The Basics of Muscle Growth
Muscle growth, also known as muscle hypertrophy, is the process by which muscles increase in size and strength. This is achieved through a combination of resistance training exercises, proper nutrition, and rest. When you perform resistance exercises, such as weightlifting or bodyweight workouts, microscopic damage is caused to the muscle fibers. This damage triggers a series of biological responses that result in muscle growth. We’re always looking to add value to your learning experience. That’s why we suggest visiting this external resource with additional and relevant information about the subject. SARMs, explore more!
The Role of Protein
Protein is an essential macronutrient for muscle growth. It is made up of amino acids, which are the building blocks of muscles. When you consume protein, it is broken down into amino acids that are used to repair and build new muscle tissue. To support muscle growth, it’s important to consume an adequate amount of protein from sources such as lean meats, poultry, fish, eggs, dairy products, and plant-based protein sources like legumes and tofu.
The Importance of Progressive Overload
In order to continue stimulating muscle growth, it’s crucial to progressively overload the muscles. This means gradually increasing the intensity, volume, or frequency of your workouts over time. By challenging your muscles with increasingly heavier weights or more difficult exercises, you force them to adapt and grow stronger.

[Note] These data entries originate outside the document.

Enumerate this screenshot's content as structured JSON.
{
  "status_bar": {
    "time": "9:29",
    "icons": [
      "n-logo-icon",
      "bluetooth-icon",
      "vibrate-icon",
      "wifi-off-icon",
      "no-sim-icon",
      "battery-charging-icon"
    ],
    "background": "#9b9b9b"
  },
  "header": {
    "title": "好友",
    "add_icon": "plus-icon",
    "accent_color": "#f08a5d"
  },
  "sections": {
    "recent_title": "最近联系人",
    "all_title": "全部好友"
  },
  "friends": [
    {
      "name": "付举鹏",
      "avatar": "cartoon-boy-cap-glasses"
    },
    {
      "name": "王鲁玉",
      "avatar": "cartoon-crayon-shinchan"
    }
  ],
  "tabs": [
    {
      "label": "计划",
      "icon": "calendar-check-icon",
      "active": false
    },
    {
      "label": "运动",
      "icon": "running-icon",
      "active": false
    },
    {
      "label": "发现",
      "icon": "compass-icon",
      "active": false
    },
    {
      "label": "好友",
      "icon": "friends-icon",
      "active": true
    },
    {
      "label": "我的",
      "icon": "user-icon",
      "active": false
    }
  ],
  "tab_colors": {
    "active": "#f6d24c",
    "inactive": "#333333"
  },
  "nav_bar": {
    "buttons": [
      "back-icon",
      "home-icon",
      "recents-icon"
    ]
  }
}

This can be achieved by adding more weight to your lifts, increasing the number of sets and reps, or incorporating new exercises that target different muscle groups.
The Role of Rest and Recovery
While it’s important to push yourself during workouts, rest and recovery are equally essential for muscle growth. When you exercise, you create small tears in your muscle fibers. It is during the rest and recovery period that these tears are repaired, Check now leading to muscle growth. Aim to get enough sleep, as this is when your body undergoes important repair processes. Additionally, allow at least 48 hours of rest between intense workouts targeting the same muscle group to give your muscles enough time to recover.
The Impact of Hormones on Muscle Growth
Hormones play a significant role in muscle growth. Testosterone, in particular, is a key hormone for muscle development. It promotes protein synthesis, which is the process by which the body builds and repairs muscle fibers. Men generally have higher levels of testosterone than women, which partly explains why they tend to have greater muscle mass. However, women can still achieve significant muscle growth through targeted resistance training.
Another hormone that plays a role in muscle growth is insulin-like growth factor 1 (IGF-1). This hormone is released in response to growth hormone and helps stimulate muscle growth and repair. It is important to note that factors such as age, genetics, and lifestyle habits can influence hormone levels and consequently impact muscle growth potential.
The Role of Nutrition
In addition to protein, proper nutrition is crucial for muscle growth. Consuming a well-balanced diet that provides an adequate amount of calories, carbohydrates, fats, vitamins, and minerals is essential. Carbohydrates are the body’s main source of energy and should make up a significant portion of your diet to fuel intense workouts. Healthy fats, such as those found in nuts, avocados, and olive oil, support hormone production and aid in muscle recovery. Additionally, vitamins and minerals play important roles in muscle function and repair. Including a variety of fruits, vegetables, whole grains, and lean proteins in your diet will help optimize muscle growth.
The Benefits of Muscle Growth
Besides the obvious aesthetic benefits, muscle growth offers numerous functional advantages. Increased muscle mass improves overall strength, making everyday tasks easier to perform. It also enhances athletic performance by improving power, speed, and endurance. Moreover, muscle growth can boost metabolism, as muscle tissue requires more energy than fat tissue, leading to increased calorie expenditure even at rest. Additionally, having more muscle mass has been linked to improved bone health and reduced risk of chronic diseases such as type 2 diabetes and heart disease.
Understanding the science behind muscle growth can help you optimize your training routine and achieve your fitness goals more effectively. By incorporating the principles of proper nutrition, progressive overload, and adequate rest, you can harness the power of your body’s natural processes to build lean, strong muscles. Continue to enhance your understanding of the topic by exploring this external site we’ve carefully chosen for you. peptides, learn more and uncover new aspects of the topic discussed.